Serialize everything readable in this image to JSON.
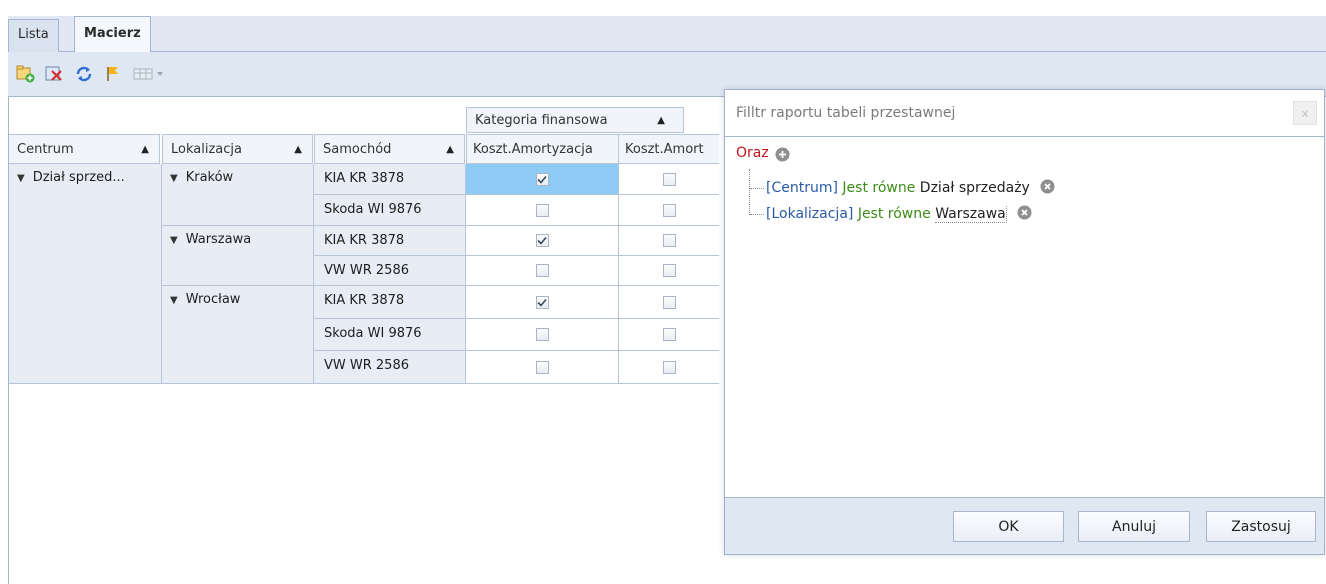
{
  "tabs": [
    {
      "label": "Lista",
      "active": false
    },
    {
      "label": "Macierz",
      "active": true
    }
  ],
  "toolbar": {
    "icons": [
      "add-icon",
      "delete-icon",
      "refresh-icon",
      "flag-icon",
      "layout-dropdown-icon"
    ]
  },
  "grid": {
    "column_group_header": "Kategoria finansowa",
    "row_headers": [
      "Centrum",
      "Lokalizacja",
      "Samochód"
    ],
    "value_columns": [
      "Koszt.Amortyzacja",
      "Koszt.Amort"
    ],
    "centrum": "Dział sprzed...",
    "locations": [
      {
        "name": "Kraków",
        "cars": [
          {
            "car": "KIA KR 3878",
            "values": [
              true,
              false
            ]
          },
          {
            "car": "Skoda WI 9876",
            "values": [
              false,
              false
            ]
          }
        ]
      },
      {
        "name": "Warszawa",
        "cars": [
          {
            "car": "KIA KR 3878",
            "values": [
              true,
              false
            ]
          },
          {
            "car": "VW WR 2586",
            "values": [
              false,
              false
            ]
          }
        ]
      },
      {
        "name": "Wrocław",
        "cars": [
          {
            "car": "KIA KR 3878",
            "values": [
              true,
              false
            ]
          },
          {
            "car": "Skoda WI 9876",
            "values": [
              false,
              false
            ]
          },
          {
            "car": "VW WR 2586",
            "values": [
              false,
              false
            ]
          }
        ]
      }
    ]
  },
  "filter_dialog": {
    "title": "Filltr raportu tabeli przestawnej",
    "close_label": "x",
    "group_operator": "Oraz",
    "conditions": [
      {
        "field": "[Centrum]",
        "operator": "Jest równe",
        "value": "Dział sprzedaży"
      },
      {
        "field": "[Lokalizacja]",
        "operator": "Jest równe",
        "value": "Warszawa"
      }
    ],
    "buttons": {
      "ok": "OK",
      "cancel": "Anuluj",
      "apply": "Zastosuj"
    }
  },
  "colors": {
    "selection": "#8ecbf4",
    "operator_red": "#c4141c",
    "field_blue": "#2a5ba8",
    "condition_green": "#3d8b19"
  }
}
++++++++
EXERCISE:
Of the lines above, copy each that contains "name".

ANSWER SECTION:
        "name": "Kraków",
        "name": "Warszawa",
        "name": "Wrocław",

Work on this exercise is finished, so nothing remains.